As if aware of my gaze on him, he suddenly turned his eyes to mine. The question in them was plain. What would I do, how did I choose? I looked away from him. I could not choose, not yet. When I saw the dragon, I thought to myself, then I would know. And a cowardly part of myself muttered, “If he dies before we chip him out of the ice, then all is solved, and I need never stand in opposition to Chade or the Fool.” It was no comfort that I suspected they were both aware of that secret hope.
Peottre spoke in reply to the Bear. He said, in the weary way of a man who explains something for the hundredth time to a stubborn child, “The Narwhal mothershouse accepts all consequences of this act to our own. Be it so, if the dragon rises against us and curses our descendants. If our kin and fellows turn against us, be it so. We accept that we have brought it upon ourselves.”
“You can bind yourself!” Bear declared angrily. “But your words and gestures cannot bind Icefyre! Who is to say he will not rise to take his vengeance on any who came here to witness his betrayal?”
Peottre looked down at the snow in front of his feet. He seemed to brace himself, as if preparing to shoulder a heavier burden on top of what he already bore. Then he spoke slowly, clearly, as if saying his lines in a ritual, yet his words were plain as bread. “When the time comes to take sides, lift your weapons against me. I vow I will stand and face them all. If I am defeated, let every man of you bloody his weapon in me before I die.”
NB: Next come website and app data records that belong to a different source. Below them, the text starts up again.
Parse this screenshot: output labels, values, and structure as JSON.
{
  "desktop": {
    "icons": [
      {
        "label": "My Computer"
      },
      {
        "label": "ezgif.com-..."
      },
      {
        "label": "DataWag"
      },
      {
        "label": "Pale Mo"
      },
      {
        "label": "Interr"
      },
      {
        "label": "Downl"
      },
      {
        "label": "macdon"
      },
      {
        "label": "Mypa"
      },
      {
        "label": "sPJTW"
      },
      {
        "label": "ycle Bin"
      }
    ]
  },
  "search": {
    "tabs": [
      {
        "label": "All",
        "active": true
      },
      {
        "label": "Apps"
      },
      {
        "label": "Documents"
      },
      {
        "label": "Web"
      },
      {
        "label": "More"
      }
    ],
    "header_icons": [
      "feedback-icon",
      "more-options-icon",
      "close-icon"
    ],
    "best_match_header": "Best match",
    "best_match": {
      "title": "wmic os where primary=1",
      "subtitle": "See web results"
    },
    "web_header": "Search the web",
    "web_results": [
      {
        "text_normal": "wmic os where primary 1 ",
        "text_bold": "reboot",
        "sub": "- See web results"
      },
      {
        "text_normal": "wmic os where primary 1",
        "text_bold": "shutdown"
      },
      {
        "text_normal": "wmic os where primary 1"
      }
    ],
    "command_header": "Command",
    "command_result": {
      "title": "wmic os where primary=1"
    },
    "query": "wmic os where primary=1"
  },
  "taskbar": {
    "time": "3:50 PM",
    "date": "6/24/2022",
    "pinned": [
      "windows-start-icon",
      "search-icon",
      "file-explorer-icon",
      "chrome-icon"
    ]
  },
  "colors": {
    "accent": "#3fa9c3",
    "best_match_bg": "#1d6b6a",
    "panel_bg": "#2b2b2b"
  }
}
Midway through his speech, Elliania had gasped in a sharp breath and surged forward as if to stand in front of him. He thrust her aside roughly, a harsher treatment of her than I had ever seen him make, and he held her out from him at arm's length with a firm grip on her upper arm, as if to hold her apart from whatever he had just taken onto himself. Her body heaved as if she stifled sobs or screams as she hid her face in both her hands as he spoke on.